Bass is present but lacks depth. It spills up into the midrange adding a warm but nasal quality to voices and instruments. With BA designs we expect speed and accuracy, often at the expense of depth. Sadly, the ASF don’t really deliver the upsides with the drawbacks.
There is a lack of sub-bass and overabundance of boomy upper-bass frequencies.
All that upper-bass energy defines the midrange. Far to the contrary of their marketing, with a supposed focus on improving the midrange frequencies with the ASF, KZ has produced a weak and thick tone in this critical part of the music.
On the upper end of the midrange into the lower treble regions, there is a noticeable sharpness and harshness to the sound.
Upper-frequency sounds are sharp but without the sparkle or lightness associated with good treble extension.
Clarity is fine, and there is decent energy imparted, but the overall impression is of a very narrow sound, peaking in the lower and upper midrange.
The Starfield extend further in both directions than the ASF. They have a deeper anchor in the bass region, and also sound brighter and airier with better treble extension. In addition, the midrange sounds more natural, with voices having a more realistic and sweeter tonality. The cable (which for the record didn’t really impress me at the time of review) is fairly similar between both models.

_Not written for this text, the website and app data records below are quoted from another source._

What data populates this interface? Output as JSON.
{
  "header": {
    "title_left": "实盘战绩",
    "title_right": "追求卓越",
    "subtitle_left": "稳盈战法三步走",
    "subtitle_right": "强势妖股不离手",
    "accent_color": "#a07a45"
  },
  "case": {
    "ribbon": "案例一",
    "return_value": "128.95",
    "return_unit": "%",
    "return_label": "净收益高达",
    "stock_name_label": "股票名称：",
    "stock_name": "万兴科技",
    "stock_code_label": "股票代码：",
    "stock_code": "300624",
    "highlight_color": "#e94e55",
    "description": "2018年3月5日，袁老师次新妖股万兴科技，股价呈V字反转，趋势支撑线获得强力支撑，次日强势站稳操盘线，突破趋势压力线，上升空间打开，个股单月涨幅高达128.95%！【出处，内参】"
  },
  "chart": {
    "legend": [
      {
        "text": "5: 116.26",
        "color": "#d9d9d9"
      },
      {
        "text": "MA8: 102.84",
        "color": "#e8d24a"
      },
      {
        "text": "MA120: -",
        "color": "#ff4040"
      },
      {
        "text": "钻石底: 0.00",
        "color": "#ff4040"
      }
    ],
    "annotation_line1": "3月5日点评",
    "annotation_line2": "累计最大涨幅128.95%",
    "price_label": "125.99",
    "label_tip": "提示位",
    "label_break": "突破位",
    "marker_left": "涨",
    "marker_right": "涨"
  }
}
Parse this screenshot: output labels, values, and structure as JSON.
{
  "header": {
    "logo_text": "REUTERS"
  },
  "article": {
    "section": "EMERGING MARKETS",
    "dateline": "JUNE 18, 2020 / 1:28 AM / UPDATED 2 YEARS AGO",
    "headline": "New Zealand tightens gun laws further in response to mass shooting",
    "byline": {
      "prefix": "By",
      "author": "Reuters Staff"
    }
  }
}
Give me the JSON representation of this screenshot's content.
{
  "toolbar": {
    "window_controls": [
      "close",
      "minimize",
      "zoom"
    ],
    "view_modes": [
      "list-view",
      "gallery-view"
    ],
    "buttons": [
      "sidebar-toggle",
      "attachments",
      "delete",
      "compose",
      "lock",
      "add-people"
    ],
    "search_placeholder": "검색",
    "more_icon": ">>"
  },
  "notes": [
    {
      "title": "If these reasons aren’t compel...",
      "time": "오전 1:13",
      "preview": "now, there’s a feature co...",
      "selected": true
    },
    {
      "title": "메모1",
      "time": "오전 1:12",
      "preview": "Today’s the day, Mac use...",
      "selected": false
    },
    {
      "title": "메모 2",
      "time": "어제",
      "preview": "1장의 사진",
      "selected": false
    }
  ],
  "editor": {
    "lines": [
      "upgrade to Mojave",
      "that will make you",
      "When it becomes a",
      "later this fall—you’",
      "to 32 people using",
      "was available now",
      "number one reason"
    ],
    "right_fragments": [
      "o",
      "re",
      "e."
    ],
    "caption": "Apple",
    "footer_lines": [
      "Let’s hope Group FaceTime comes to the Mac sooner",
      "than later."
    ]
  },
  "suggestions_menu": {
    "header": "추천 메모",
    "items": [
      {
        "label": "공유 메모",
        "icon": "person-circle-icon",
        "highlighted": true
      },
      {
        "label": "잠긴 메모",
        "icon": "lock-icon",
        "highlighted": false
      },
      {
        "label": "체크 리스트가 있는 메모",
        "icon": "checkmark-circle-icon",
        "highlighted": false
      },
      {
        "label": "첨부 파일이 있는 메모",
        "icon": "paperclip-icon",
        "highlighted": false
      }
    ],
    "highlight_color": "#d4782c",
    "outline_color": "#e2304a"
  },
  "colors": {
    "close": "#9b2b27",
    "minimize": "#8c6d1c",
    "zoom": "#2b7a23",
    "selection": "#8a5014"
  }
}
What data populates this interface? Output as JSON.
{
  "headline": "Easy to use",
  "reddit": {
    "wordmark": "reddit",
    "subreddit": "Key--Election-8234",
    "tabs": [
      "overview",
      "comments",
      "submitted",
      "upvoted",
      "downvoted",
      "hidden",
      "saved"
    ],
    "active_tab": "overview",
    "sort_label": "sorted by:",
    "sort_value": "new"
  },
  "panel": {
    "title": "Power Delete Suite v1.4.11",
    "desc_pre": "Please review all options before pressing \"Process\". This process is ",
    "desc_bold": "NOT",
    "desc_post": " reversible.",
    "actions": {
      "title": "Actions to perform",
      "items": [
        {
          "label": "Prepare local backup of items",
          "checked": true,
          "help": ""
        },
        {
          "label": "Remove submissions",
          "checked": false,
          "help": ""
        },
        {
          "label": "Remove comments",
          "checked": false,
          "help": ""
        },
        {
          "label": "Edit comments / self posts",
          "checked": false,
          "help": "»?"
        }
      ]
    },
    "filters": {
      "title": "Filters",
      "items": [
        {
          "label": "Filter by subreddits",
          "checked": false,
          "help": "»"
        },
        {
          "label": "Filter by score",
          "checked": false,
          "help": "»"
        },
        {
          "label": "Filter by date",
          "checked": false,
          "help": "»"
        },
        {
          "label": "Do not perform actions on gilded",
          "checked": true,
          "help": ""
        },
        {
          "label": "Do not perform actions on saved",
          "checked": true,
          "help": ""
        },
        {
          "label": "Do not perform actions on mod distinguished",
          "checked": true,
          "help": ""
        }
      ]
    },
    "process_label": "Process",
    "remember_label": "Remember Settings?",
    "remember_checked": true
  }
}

The Starfield require more amplification for the same volume achievable with the ASF, but both can be driven satisfactorily from most portable devices.
Thieaudio Legacy 3
The Legacy 3 do absolutely everything better than the ASF. It’s difficult to be any clearer than that.
Oh, other than tip retention. The KZ ASF hold their tips better when removing the IEMs from my ears.
So, there’s that.
Thanks to Linsoul for providing the ASF for review purposes. If I haven’t scared you off, and you’d like to see if your tastes differ from my own, you can purchase the KZ ASF from Linsoul for USD$60.
Honestly, I’m surprised by the ASF. KZ has made many far better sounding IEMs. A lot of them. They’ve made better all BA models, and many better hybrid models.
The marketing talked the talk. Less of a focus on the classic KZ v-shaped sound. More refined midrange for better tonality. The walk, however, did not match.
The ASF are narrow and nasal. Not what I was promised or was hoping for.
Let’s hope that doubling the drivers within the ASX opens things up and balances out the sound. Shall we put the ASF behind us and look optimistically to the new KZ flagship?
I know I will.